Make the most of limited resources
All businesses and organisations are resource constrained at some level, and relatively speaking Burnley FC more than most. Last season Burnley had one of the lowest budgets of all 24 Championship teams and was amongst the favourites to be relegated from the second tier. The unexpected promotion was achieved using the fewest number of players and after selling their star striker to one of their closest rivals before the season had even begun.
Dyche and his assistants did an outstanding job in identifying affordable talent and maximising the output from a tight knit group whist operating within severe financial constraints. Manchester United this season spent more on one player (Angel Di Maria) than Burnley have spent in their entire 133-year existence but still could only draw against the Clarets when they met in August.
Getting more from less marks Dyche out as a truly outstanding manager and differentiates his approach from the open chequebook one of many of his peers.
Being a Premier League manager means being subjected to incessant media scrutiny. Lesser characters have been known to crack under the strain and even the fabled Jose Mourinho has started to show signs of a persecution complex.
Dyche, by contrast, handles the media expertly with his disarming frankness and authenticity. Equally important is his body language. To see him striding across the pitch in his trademark white shirt and tie and black raincoat is to witness a man who looks like he means business. There is no tentativeness or lack of confidence in any of Dyche’s communication, verbal or non-verbal.
In the ultra-competitive world of elite sport small details can make a big difference. Dyche has studied the training techniques of Great Britain’s top rowers and has invested in leading-edge medical support to ensure that he gives his small squad of players the best chance of keeping fit.

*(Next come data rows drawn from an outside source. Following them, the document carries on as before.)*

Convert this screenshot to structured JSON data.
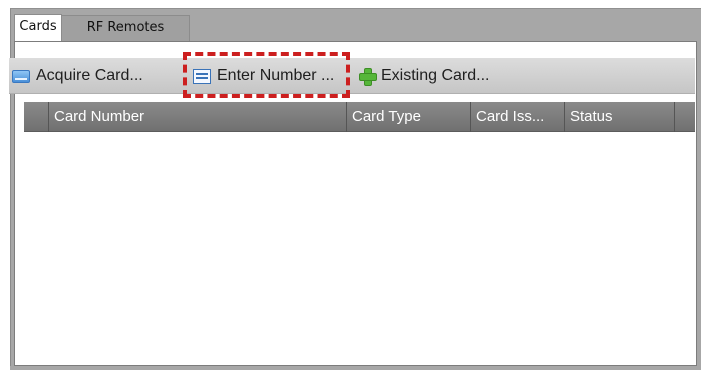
{
  "tabs": [
    {
      "label": "Cards",
      "active": true
    },
    {
      "label": "RF Remotes",
      "active": false
    }
  ],
  "toolbar": {
    "acquire_label": "Acquire Card...",
    "acquire_icon": "card-icon",
    "enter_label": "Enter Number ...",
    "enter_icon": "form-icon",
    "existing_label": "Existing Card...",
    "existing_icon": "plus-icon"
  },
  "grid": {
    "columns": [
      "",
      "Card Number",
      "Card Type",
      "Card Iss...",
      "Status",
      ""
    ],
    "rows": []
  },
  "colors": {
    "highlight": "#cc1f1f",
    "header_bg": "#7a7a7a",
    "frame_bg": "#a7a7a7"
  }
}
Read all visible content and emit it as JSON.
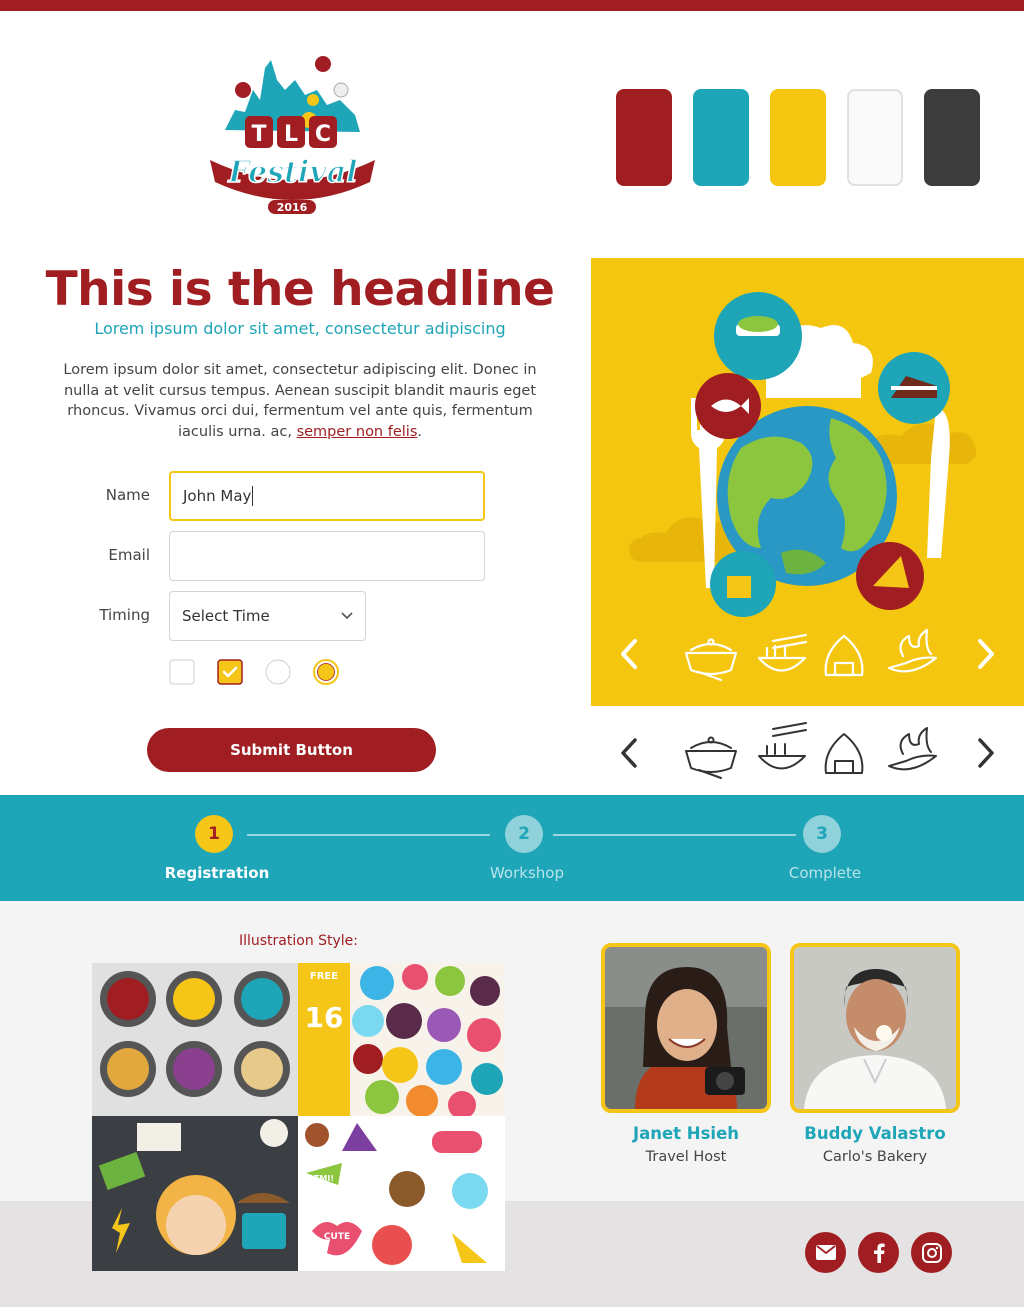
{
  "logo": {
    "brand": "TLC",
    "event": "Festival",
    "year": "2016"
  },
  "palette": {
    "swatches": [
      "#a01e21",
      "#1ea5b8",
      "#f5c60f",
      "#fafafa",
      "#3c3c3c"
    ]
  },
  "hero": {
    "headline": "This is the headline",
    "subheadline": "Lorem ipsum dolor sit amet, consectetur adipiscing",
    "body": "Lorem ipsum dolor sit amet, consectetur adipiscing elit. Donec in nulla at velit cursus tempus. Aenean suscipit blandit mauris eget rhoncus. Vivamus orci dui, fermentum vel ante quis, fermentum iaculis urna. ac,",
    "link_text": "semper non felis",
    "body_end": "."
  },
  "form": {
    "name_label": "Name",
    "name_value": "John May",
    "email_label": "Email",
    "email_value": "",
    "timing_label": "Timing",
    "timing_value": "Select Time",
    "checkbox_unchecked": false,
    "checkbox_checked": true,
    "radio_unselected": false,
    "radio_selected": true,
    "submit_label": "Submit Button"
  },
  "carousel": {
    "icons": [
      "pot-icon",
      "noodle-bowl-icon",
      "rice-ball-icon",
      "chili-pepper-icon"
    ]
  },
  "stepper": {
    "steps": [
      {
        "number": "1",
        "label": "Registration",
        "state": "active"
      },
      {
        "number": "2",
        "label": "Workshop",
        "state": "inactive"
      },
      {
        "number": "3",
        "label": "Complete",
        "state": "inactive"
      }
    ]
  },
  "illustrations": {
    "title": "Illustration Style:",
    "tile_text": {
      "free": "FREE",
      "count": "16",
      "tmi": "TMI!",
      "cute": "CUTE"
    }
  },
  "people": [
    {
      "name": "Janet Hsieh",
      "role": "Travel Host"
    },
    {
      "name": "Buddy Valastro",
      "role": "Carlo's Bakery"
    }
  ],
  "social": [
    "email-icon",
    "facebook-icon",
    "instagram-icon"
  ]
}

Being a ‘challenger-brand’ to the market leaders of London and Manchester means Dyche has had to be creative in finding ways to compete.
By Paul Kaye from PFK Partners – www.pfkpartners.com